(Records from a data source)
········

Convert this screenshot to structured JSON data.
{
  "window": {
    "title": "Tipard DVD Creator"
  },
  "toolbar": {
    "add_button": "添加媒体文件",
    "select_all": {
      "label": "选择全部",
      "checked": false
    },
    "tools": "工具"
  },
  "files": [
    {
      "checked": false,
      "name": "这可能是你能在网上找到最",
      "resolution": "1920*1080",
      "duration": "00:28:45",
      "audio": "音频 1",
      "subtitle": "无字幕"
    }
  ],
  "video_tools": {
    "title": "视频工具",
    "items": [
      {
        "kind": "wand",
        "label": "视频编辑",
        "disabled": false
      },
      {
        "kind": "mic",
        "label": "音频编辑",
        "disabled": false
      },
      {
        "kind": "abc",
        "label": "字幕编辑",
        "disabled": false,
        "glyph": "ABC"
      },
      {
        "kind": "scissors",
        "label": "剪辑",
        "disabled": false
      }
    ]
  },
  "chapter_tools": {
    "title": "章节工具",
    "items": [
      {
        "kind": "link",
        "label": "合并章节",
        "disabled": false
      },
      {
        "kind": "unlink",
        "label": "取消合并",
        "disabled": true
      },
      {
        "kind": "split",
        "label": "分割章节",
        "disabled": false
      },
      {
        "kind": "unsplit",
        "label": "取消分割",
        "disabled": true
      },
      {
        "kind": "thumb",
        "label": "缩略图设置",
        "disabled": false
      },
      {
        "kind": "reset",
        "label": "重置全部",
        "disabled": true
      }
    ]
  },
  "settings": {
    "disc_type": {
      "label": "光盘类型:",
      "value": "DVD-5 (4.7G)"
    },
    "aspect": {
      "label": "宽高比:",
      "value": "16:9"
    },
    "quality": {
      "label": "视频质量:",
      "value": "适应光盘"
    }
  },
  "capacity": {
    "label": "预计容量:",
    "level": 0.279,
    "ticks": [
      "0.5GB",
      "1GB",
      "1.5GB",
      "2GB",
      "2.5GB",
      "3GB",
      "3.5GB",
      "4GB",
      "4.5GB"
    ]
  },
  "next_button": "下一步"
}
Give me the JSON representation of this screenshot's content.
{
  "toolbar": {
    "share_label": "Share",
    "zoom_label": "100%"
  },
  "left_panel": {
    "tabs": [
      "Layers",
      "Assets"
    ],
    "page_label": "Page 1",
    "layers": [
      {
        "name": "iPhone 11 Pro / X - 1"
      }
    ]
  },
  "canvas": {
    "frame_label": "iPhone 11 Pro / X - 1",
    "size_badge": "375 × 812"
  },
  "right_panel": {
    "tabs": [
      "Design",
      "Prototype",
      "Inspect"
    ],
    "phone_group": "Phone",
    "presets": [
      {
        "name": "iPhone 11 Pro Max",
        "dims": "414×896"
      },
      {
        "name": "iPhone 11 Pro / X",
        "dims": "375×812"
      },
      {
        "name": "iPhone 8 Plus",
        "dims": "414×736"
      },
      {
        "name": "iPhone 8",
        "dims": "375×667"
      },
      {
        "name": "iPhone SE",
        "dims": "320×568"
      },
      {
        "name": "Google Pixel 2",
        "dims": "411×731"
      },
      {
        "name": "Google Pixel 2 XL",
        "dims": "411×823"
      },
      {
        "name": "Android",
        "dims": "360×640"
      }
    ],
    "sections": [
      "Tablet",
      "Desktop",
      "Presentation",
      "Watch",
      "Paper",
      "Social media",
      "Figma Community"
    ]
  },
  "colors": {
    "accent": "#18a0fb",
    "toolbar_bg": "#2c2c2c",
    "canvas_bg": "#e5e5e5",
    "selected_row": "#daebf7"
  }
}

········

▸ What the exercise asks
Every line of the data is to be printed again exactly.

▸ Your response
Convert this screenshot to structured JSON data.
{
  "window": {
    "title": "Tipard DVD Creator"
  },
  "toolbar": {
    "add_button": "添加媒体文件",
    "select_all": {
      "label": "选择全部",
      "checked": false
    },
    "tools": "工具"
  },
  "files": [
    {
      "checked": false,
      "name": "这可能是你能在网上找到最",
      "resolution": "1920*1080",
      "duration": "00:28:45",
      "audio": "音频 1",
      "subtitle": "无字幕"
    }
  ],
  "video_tools": {
    "title": "视频工具",
    "items": [
      {
        "kind": "wand",
        "label": "视频编辑",
        "disabled": false
      },
      {
        "kind": "mic",
        "label": "音频编辑",
        "disabled": false
      },
      {
        "kind": "abc",
        "label": "字幕编辑",
        "disabled": false,
        "glyph": "ABC"
      },
      {
        "kind": "scissors",
        "label": "剪辑",
        "disabled": false
      }
    ]
  },
  "chapter_tools": {
    "title": "章节工具",
    "items": [
      {
        "kind": "link",
        "label": "合并章节",
        "disabled": false
      },
      {
        "kind": "unlink",
        "label": "取消合并",
        "disabled": true
      },
      {
        "kind": "split",
        "label": "分割章节",
        "disabled": false
      },
      {
        "kind": "unsplit",
        "label": "取消分割",
        "disabled": true
      },
      {
        "kind": "thumb",
        "label": "缩略图设置",
        "disabled": false
      },
      {
        "kind": "reset",
        "label": "重置全部",
        "disabled": true
      }
    ]
  },
  "settings": {
    "disc_type": {
      "label": "光盘类型:",
      "value": "DVD-5 (4.7G)"
    },
    "aspect": {
      "label": "宽高比:",
      "value": "16:9"
    },
    "quality": {
      "label": "视频质量:",
      "value": "适应光盘"
    }
  },
  "capacity": {
    "label": "预计容量:",
    "level": 0.279,
    "ticks": [
      "0.5GB",
      "1GB",
      "1.5GB",
      "2GB",
      "2.5GB",
      "3GB",
      "3.5GB",
      "4GB",
      "4.5GB"
    ]
  },
  "next_button": "下一步"
}
Give me the JSON representation of this screenshot's content.
{
  "toolbar": {
    "share_label": "Share",
    "zoom_label": "100%"
  },
  "left_panel": {
    "tabs": [
      "Layers",
      "Assets"
    ],
    "page_label": "Page 1",
    "layers": [
      {
        "name": "iPhone 11 Pro / X - 1"
      }
    ]
  },
  "canvas": {
    "frame_label": "iPhone 11 Pro / X - 1",
    "size_badge": "375 × 812"
  },
  "right_panel": {
    "tabs": [
      "Design",
      "Prototype",
      "Inspect"
    ],
    "phone_group": "Phone",
    "presets": [
      {
        "name": "iPhone 11 Pro Max",
        "dims": "414×896"
      },
      {
        "name": "iPhone 11 Pro / X",
        "dims": "375×812"
      },
      {
        "name": "iPhone 8 Plus",
        "dims": "414×736"
      },
      {
        "name": "iPhone 8",
        "dims": "375×667"
      },
      {
        "name": "iPhone SE",
        "dims": "320×568"
      },
      {
        "name": "Google Pixel 2",
        "dims": "411×731"
      },
      {
        "name": "Google Pixel 2 XL",
        "dims": "411×823"
      },
      {
        "name": "Android",
        "dims": "360×640"
      }
    ],
    "sections": [
      "Tablet",
      "Desktop",
      "Presentation",
      "Watch",
      "Paper",
      "Social media",
      "Figma Community"
    ]
  },
  "colors": {
    "accent": "#18a0fb",
    "toolbar_bg": "#2c2c2c",
    "canvas_bg": "#e5e5e5",
    "selected_row": "#daebf7"
  }
}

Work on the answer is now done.